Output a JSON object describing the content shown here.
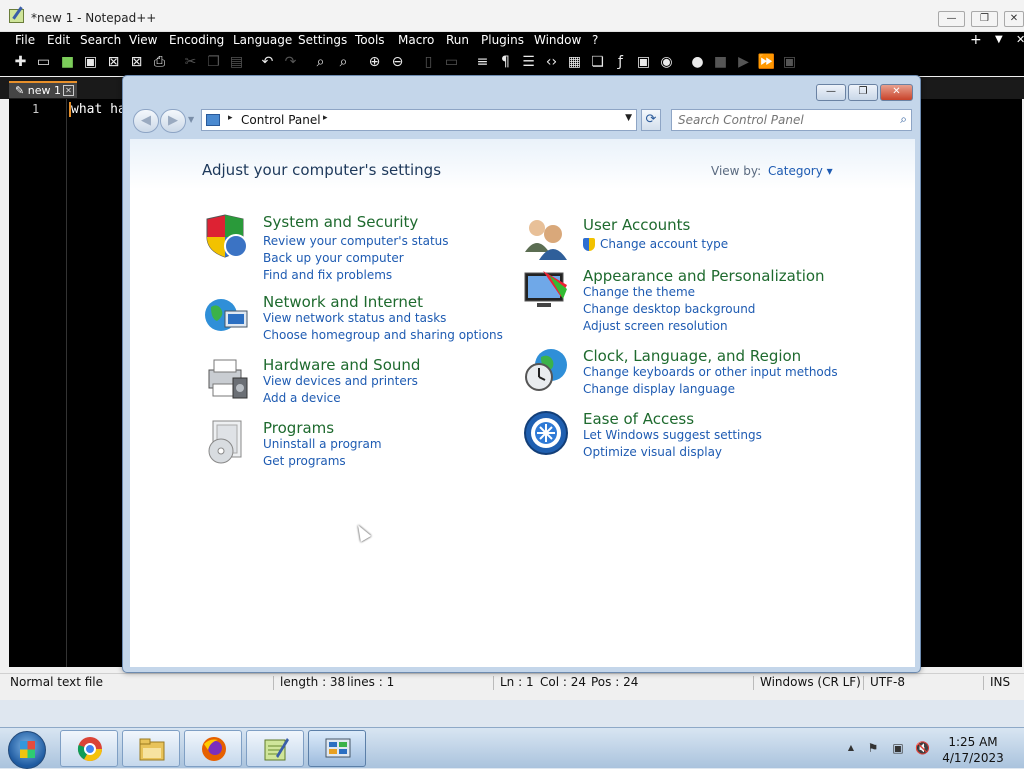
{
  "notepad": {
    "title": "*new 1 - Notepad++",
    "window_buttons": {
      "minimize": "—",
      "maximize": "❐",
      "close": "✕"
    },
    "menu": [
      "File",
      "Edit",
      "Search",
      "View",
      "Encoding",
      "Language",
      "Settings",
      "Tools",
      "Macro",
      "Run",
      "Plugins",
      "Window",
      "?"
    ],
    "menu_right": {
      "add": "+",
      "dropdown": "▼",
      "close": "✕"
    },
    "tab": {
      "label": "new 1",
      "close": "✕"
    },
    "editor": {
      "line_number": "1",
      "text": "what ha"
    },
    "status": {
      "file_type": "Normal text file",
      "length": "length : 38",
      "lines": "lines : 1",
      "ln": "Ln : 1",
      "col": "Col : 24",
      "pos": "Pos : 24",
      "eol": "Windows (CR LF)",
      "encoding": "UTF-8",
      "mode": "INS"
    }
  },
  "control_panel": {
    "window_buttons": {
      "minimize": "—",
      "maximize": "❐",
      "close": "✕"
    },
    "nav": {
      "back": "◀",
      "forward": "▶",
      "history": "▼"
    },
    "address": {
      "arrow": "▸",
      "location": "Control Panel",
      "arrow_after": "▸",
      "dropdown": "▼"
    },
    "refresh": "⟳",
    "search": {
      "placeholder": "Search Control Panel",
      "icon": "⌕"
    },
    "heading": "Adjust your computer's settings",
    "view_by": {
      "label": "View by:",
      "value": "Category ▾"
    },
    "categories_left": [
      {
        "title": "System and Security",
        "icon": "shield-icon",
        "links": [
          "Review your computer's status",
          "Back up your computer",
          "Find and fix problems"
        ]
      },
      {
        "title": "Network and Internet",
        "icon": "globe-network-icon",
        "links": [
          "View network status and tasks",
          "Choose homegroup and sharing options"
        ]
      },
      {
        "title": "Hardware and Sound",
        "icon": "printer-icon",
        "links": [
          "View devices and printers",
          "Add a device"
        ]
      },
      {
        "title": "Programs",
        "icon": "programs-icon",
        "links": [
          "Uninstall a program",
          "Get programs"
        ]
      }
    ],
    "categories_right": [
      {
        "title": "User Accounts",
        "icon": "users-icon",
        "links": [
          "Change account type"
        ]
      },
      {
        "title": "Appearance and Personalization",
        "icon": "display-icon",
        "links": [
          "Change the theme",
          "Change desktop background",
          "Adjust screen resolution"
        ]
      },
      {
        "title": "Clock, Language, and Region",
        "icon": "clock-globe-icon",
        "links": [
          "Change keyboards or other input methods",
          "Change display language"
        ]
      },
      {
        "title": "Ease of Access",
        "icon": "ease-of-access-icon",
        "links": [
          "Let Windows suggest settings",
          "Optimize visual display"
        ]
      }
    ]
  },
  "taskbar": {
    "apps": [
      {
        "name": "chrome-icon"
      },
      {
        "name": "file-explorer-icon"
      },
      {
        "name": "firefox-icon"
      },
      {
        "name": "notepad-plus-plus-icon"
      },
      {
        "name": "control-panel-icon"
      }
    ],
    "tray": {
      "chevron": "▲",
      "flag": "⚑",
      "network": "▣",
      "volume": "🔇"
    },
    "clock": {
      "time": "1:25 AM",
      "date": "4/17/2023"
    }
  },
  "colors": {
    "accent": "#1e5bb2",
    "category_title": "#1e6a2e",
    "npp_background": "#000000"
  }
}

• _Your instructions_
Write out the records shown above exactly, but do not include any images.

• _Your response_
Output a JSON object describing the content shown here.
{
  "notepad": {
    "title": "*new 1 - Notepad++",
    "window_buttons": {
      "minimize": "—",
      "maximize": "❐",
      "close": "✕"
    },
    "menu": [
      "File",
      "Edit",
      "Search",
      "View",
      "Encoding",
      "Language",
      "Settings",
      "Tools",
      "Macro",
      "Run",
      "Plugins",
      "Window",
      "?"
    ],
    "menu_right": {
      "add": "+",
      "dropdown": "▼",
      "close": "✕"
    },
    "tab": {
      "label": "new 1",
      "close": "✕"
    },
    "editor": {
      "line_number": "1",
      "text": "what ha"
    },
    "status": {
      "file_type": "Normal text file",
      "length": "length : 38",
      "lines": "lines : 1",
      "ln": "Ln : 1",
      "col": "Col : 24",
      "pos": "Pos : 24",
      "eol": "Windows (CR LF)",
      "encoding": "UTF-8",
      "mode": "INS"
    }
  },
  "control_panel": {
    "window_buttons": {
      "minimize": "—",
      "maximize": "❐",
      "close": "✕"
    },
    "nav": {
      "back": "◀",
      "forward": "▶",
      "history": "▼"
    },
    "address": {
      "arrow": "▸",
      "location": "Control Panel",
      "arrow_after": "▸",
      "dropdown": "▼"
    },
    "refresh": "⟳",
    "search": {
      "placeholder": "Search Control Panel",
      "icon": "⌕"
    },
    "heading": "Adjust your computer's settings",
    "view_by": {
      "label": "View by:",
      "value": "Category ▾"
    },
    "categories_left": [
      {
        "title": "System and Security",
        "icon": "shield-icon",
        "links": [
          "Review your computer's status",
          "Back up your computer",
          "Find and fix problems"
        ]
      },
      {
        "title": "Network and Internet",
        "icon": "globe-network-icon",
        "links": [
          "View network status and tasks",
          "Choose homegroup and sharing options"
        ]
      },
      {
        "title": "Hardware and Sound",
        "icon": "printer-icon",
        "links": [
          "View devices and printers",
          "Add a device"
        ]
      },
      {
        "title": "Programs",
        "icon": "programs-icon",
        "links": [
          "Uninstall a program",
          "Get programs"
        ]
      }
    ],
    "categories_right": [
      {
        "title": "User Accounts",
        "icon": "users-icon",
        "links": [
          "Change account type"
        ]
      },
      {
        "title": "Appearance and Personalization",
        "icon": "display-icon",
        "links": [
          "Change the theme",
          "Change desktop background",
          "Adjust screen resolution"
        ]
      },
      {
        "title": "Clock, Language, and Region",
        "icon": "clock-globe-icon",
        "links": [
          "Change keyboards or other input methods",
          "Change display language"
        ]
      },
      {
        "title": "Ease of Access",
        "icon": "ease-of-access-icon",
        "links": [
          "Let Windows suggest settings",
          "Optimize visual display"
        ]
      }
    ]
  },
  "taskbar": {
    "apps": [
      {
        "name": "chrome-icon"
      },
      {
        "name": "file-explorer-icon"
      },
      {
        "name": "firefox-icon"
      },
      {
        "name": "notepad-plus-plus-icon"
      },
      {
        "name": "control-panel-icon"
      }
    ],
    "tray": {
      "chevron": "▲",
      "flag": "⚑",
      "network": "▣",
      "volume": "🔇"
    },
    "clock": {
      "time": "1:25 AM",
      "date": "4/17/2023"
    }
  },
  "colors": {
    "accent": "#1e5bb2",
    "category_title": "#1e6a2e",
    "npp_background": "#000000"
  }
}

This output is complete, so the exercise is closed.